Collected data
=======

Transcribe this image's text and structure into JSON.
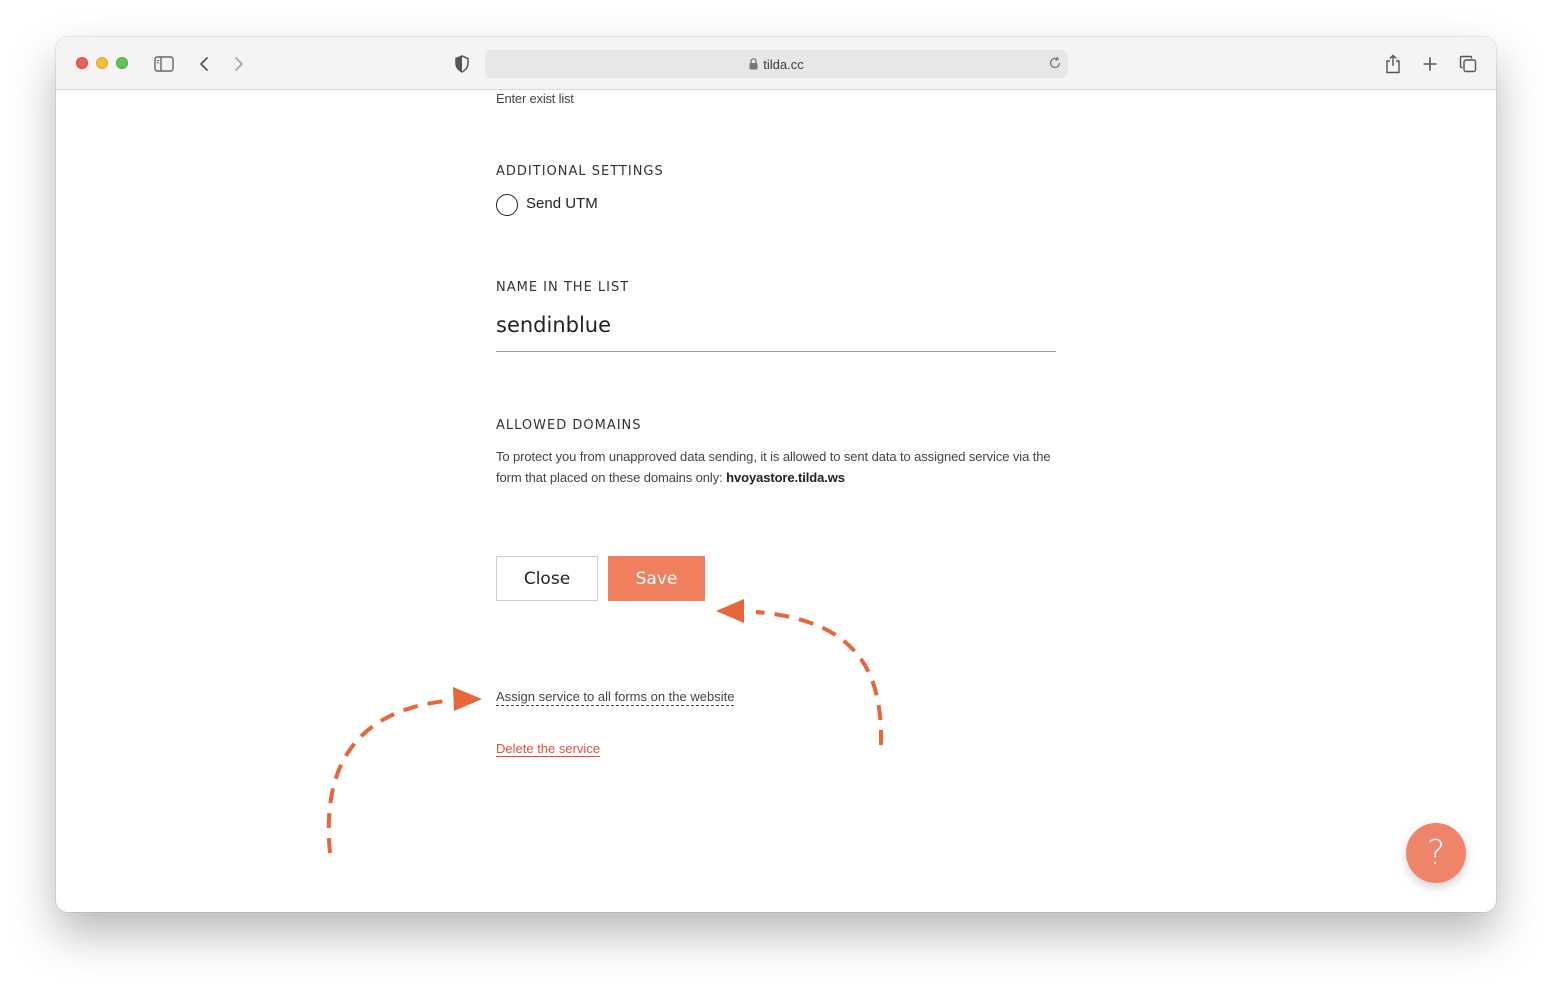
{
  "browser": {
    "url": "tilda.cc"
  },
  "form": {
    "list_hint": "Enter exist list",
    "additional_settings_label": "ADDITIONAL SETTINGS",
    "send_utm_label": "Send UTM",
    "name_in_list_label": "NAME IN THE LIST",
    "name_in_list_value": "sendinblue",
    "allowed_domains_label": "ALLOWED DOMAINS",
    "allowed_domains_text": "To protect you from unapproved data sending, it is allowed to sent data to assigned service via the form that placed on these domains only: ",
    "allowed_domain": "hvoyastore.tilda.ws",
    "close_label": "Close",
    "save_label": "Save",
    "assign_link": "Assign service to all forms on the website",
    "delete_link": "Delete the service"
  },
  "help": {
    "label": "?"
  },
  "colors": {
    "accent": "#f0805d",
    "danger": "#e14f3c",
    "annotation": "#e8673a"
  }
}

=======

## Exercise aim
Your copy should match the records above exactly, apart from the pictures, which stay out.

## Exercise response
Transcribe this image's text and structure into JSON.
{
  "browser": {
    "url": "tilda.cc"
  },
  "form": {
    "list_hint": "Enter exist list",
    "additional_settings_label": "ADDITIONAL SETTINGS",
    "send_utm_label": "Send UTM",
    "name_in_list_label": "NAME IN THE LIST",
    "name_in_list_value": "sendinblue",
    "allowed_domains_label": "ALLOWED DOMAINS",
    "allowed_domains_text": "To protect you from unapproved data sending, it is allowed to sent data to assigned service via the form that placed on these domains only: ",
    "allowed_domain": "hvoyastore.tilda.ws",
    "close_label": "Close",
    "save_label": "Save",
    "assign_link": "Assign service to all forms on the website",
    "delete_link": "Delete the service"
  },
  "help": {
    "label": "?"
  },
  "colors": {
    "accent": "#f0805d",
    "danger": "#e14f3c",
    "annotation": "#e8673a"
  }
}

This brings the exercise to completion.